What is reshoring?
Reshoring means bringing production and manufacturing back to the U.S. (or the country of origin in discussion) from being outsourced overseas. This process can potentially boost the domestic economy by creating more jobs in the country of origin. These jobs are typically well-paying, secure positions.
Offshoring also helps the economy by rebalancing imports and exports for trade deficits within the country. From a resilience standpoint, it diversifies and creates a more skilled workforce, which is more capable of providing for the needs of its citizens.
In the past, companies have made sound business decisions by sourcing part or all of their production stream to various industrial countries around the world. Doing so was typically cheaper for the company and made the most sense financially. But with shifts in exchange rates; many countries increasing working wages, therefore increasing cost of production; and increases in foriegn tariffs, it’s not such a clear-cut decision anymore.
Trends in reshoring
Since the Great Recession of 2008, reshoring has been increasing steadily, although not without fluctuation. President Obama reinvigorated the concept by creating several initiatives, including the SelectUSA program. President Trump has supported the concept with his own measures, such as foreign tariffs and a recent executive order designed to increase domestic production of medical equipment and medicine.
A 2019 Survey of Global Manufacturing conducted by the Reshoring Institute found that more than half of executives surveyed were planning or considering reshoring initiatives within the next five years, and 97% said they would consider a domestic source for parts if the quality and cost was competitive with foreign suppliers. Although there have been fluctuations due to foreign policy, exchange rates, and tariffs, the trend has continued, with nearly 100,000 new domestic jobs announced between 2008 and 2017.
How can reshoring impact industrial real estate?
An increase in manufacturing means increased demand for manufacturing facilities. From the peak of domestic manufacturing in the1920s and 1930s to now, we are at a fraction of the output.
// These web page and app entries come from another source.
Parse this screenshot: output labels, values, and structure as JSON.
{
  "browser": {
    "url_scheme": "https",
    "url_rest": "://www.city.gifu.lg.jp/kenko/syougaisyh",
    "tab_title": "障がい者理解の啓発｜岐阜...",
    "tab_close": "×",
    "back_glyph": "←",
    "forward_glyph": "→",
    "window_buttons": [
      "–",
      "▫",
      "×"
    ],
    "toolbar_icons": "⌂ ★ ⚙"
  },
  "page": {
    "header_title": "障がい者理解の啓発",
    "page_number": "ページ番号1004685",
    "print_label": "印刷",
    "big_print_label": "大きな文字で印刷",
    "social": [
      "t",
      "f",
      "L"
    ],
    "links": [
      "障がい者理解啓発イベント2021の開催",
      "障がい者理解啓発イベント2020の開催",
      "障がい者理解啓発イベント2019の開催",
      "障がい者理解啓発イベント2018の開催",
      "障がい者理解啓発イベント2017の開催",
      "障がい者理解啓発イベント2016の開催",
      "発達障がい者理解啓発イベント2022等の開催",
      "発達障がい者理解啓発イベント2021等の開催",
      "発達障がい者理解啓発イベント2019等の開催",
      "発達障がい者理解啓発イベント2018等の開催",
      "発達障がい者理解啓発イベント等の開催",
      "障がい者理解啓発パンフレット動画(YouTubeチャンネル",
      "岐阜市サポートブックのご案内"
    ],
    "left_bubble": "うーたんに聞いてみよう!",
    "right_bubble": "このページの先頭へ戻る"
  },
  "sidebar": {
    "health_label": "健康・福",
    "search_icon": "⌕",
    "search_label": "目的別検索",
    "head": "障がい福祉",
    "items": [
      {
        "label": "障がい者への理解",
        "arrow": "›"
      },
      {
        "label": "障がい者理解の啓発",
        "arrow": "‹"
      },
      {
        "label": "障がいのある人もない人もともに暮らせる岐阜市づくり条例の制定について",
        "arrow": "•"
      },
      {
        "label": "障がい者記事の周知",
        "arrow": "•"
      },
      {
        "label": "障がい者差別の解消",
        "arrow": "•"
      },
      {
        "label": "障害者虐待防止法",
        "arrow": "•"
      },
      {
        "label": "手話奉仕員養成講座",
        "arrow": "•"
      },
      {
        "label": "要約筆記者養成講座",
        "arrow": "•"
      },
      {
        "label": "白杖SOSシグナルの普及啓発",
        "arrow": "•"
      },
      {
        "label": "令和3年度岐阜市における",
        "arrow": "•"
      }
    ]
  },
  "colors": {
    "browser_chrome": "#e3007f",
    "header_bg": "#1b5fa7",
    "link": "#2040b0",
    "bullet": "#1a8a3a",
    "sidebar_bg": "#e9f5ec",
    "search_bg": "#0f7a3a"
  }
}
Are these old industrial areas capable of coming back online? Most are in metropolitan areas, which arose from the large workforces that filled these positions. Some are now ghost towns while others have been revitalized but typically are still surrounded by large populations that could fill these positions. Many of these large factories have long been abandoned but could be redeveloped to meet increased demand.
But with drastic changes in technology, the old may not suit the new. New construction in areas with cheap land may present more attractive opportunities to real estate investors and industrial manufacturing companies. Increased jobs also means increased demand for housing in close proximity to the accompanying businesses.
Bringing jobs back to the United States, balancing trade deficits, and solidifying national resilience will likely be hot topics for the foreseeable future. As reshoring continues, there will be a necessary increase in demand for industrial real estate to house these new facilities. But the when, where, and how certainly are still up for debate.
It is critical to do thorough due diligence before deciding on any investment. Consider the cost of property and buildings, available workforce or capacity to house an increasing population, local sentiment and laws pertaining to manufacturing processes, and tax implications of the jurisdiction, to name a few factors.